It has long been established that use by a person of his own name can be a complete defence to UK trade mark infringement. The relevant provision (found at s.11(2)(a) of the Trade Marks Act 1994) was looked at by law makers as recently as 2018, when it was decided that businesses can no longer rely on the defence in respect of company names.
However, crucially, it has always been the case that any such use of a name (whether by an individual, or historically by a company) needs to be in accordance with “honest practices in industrial and commercial matters”.
Mr Boss is, therefore, free to use his new name as he likes in respect of non-commercial matters. However, in respect of any commercial matters (including the “brand new product launch” referenced in the tweets), one suspects that changing your name in a deliberate attempt to target a famous brand is unlikely to meet the required “honest” standard…
Nonetheless, a good IP related story for a Monday morning!
A recent EU trade mark application for the word mark, PUT PUTIN IN, has been refused by the European Union Intellectual Property Office on the grounds of being contrary to public policy or to accepted principles of morality. While a fairly straightforward decision, this is a timely reminder…

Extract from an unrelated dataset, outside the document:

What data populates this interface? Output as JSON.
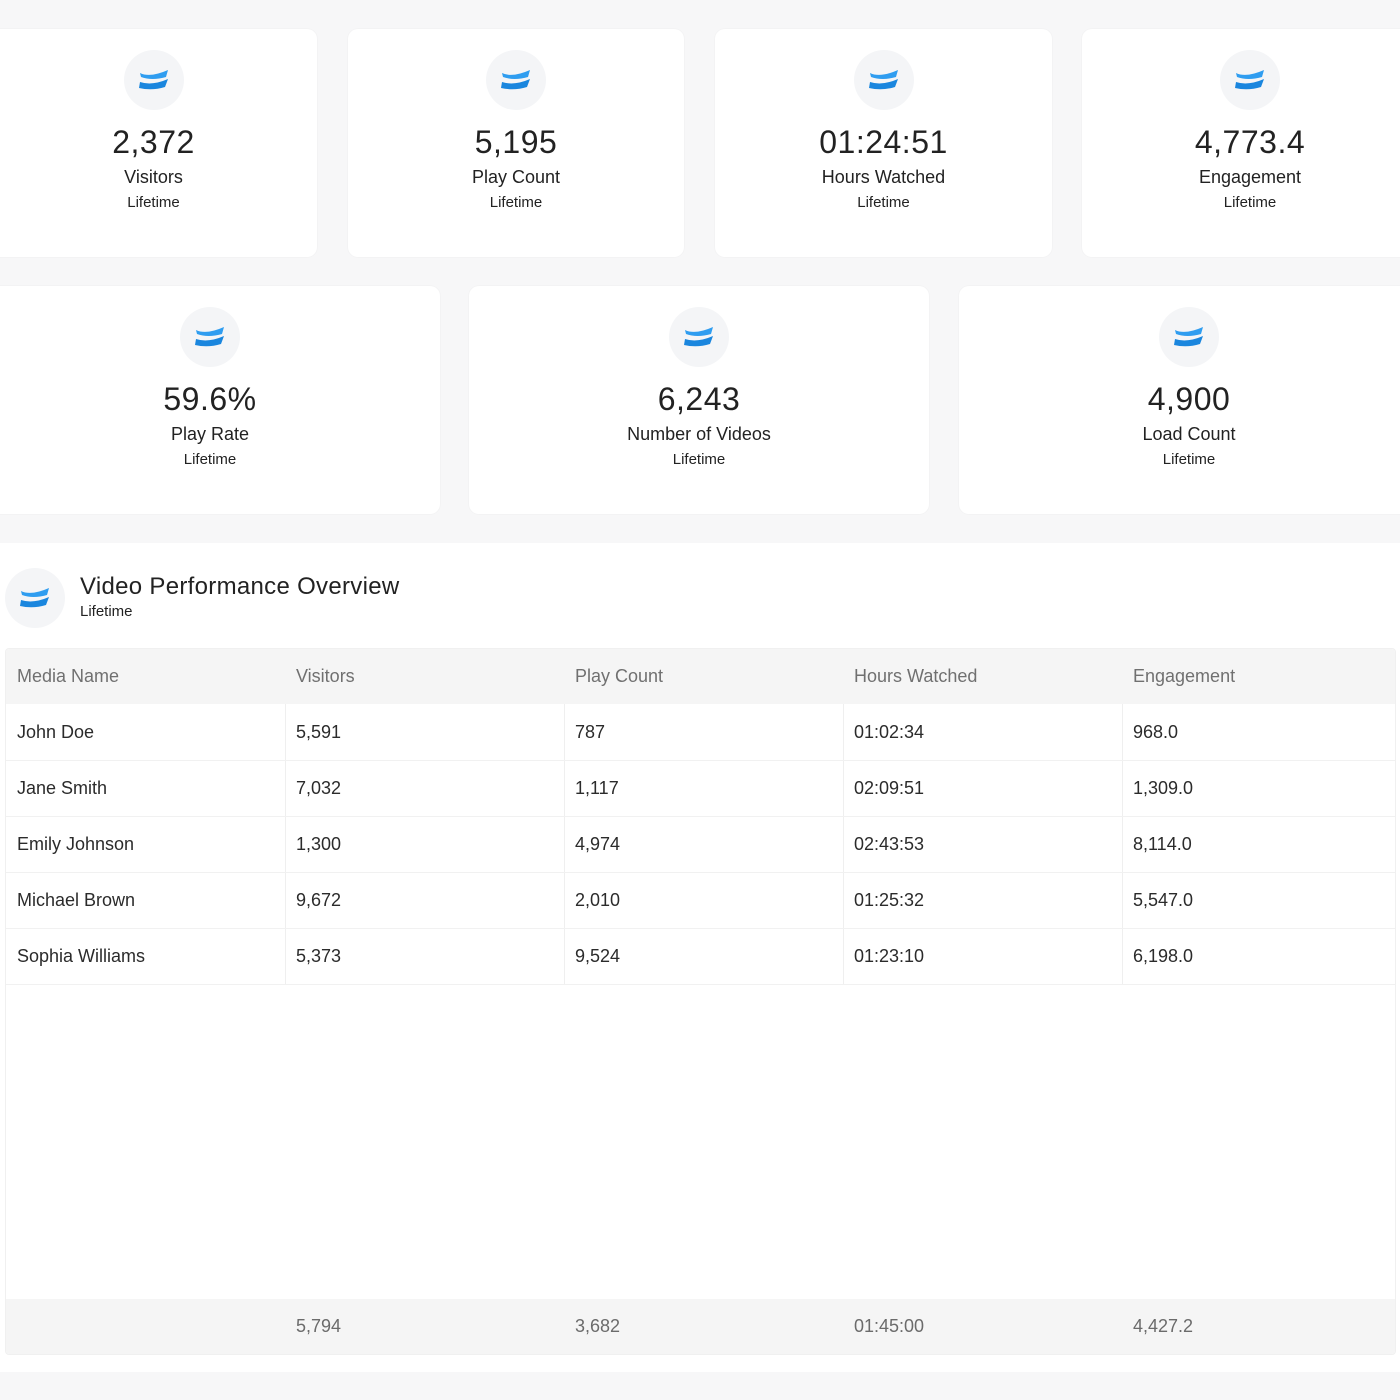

Late yesterday UK time, it was reported that a lawyer for Twitter had sent a letter to Meta CEO Mark Zuckerberg complaining about Meta’s new Threads app. Twitter claimed that it “has serious concerns that Meta Platforms (Meta) has engaged in systematic, wilful and unlawful misappropriation of Twitter’s trade secrets and other intellectual property”.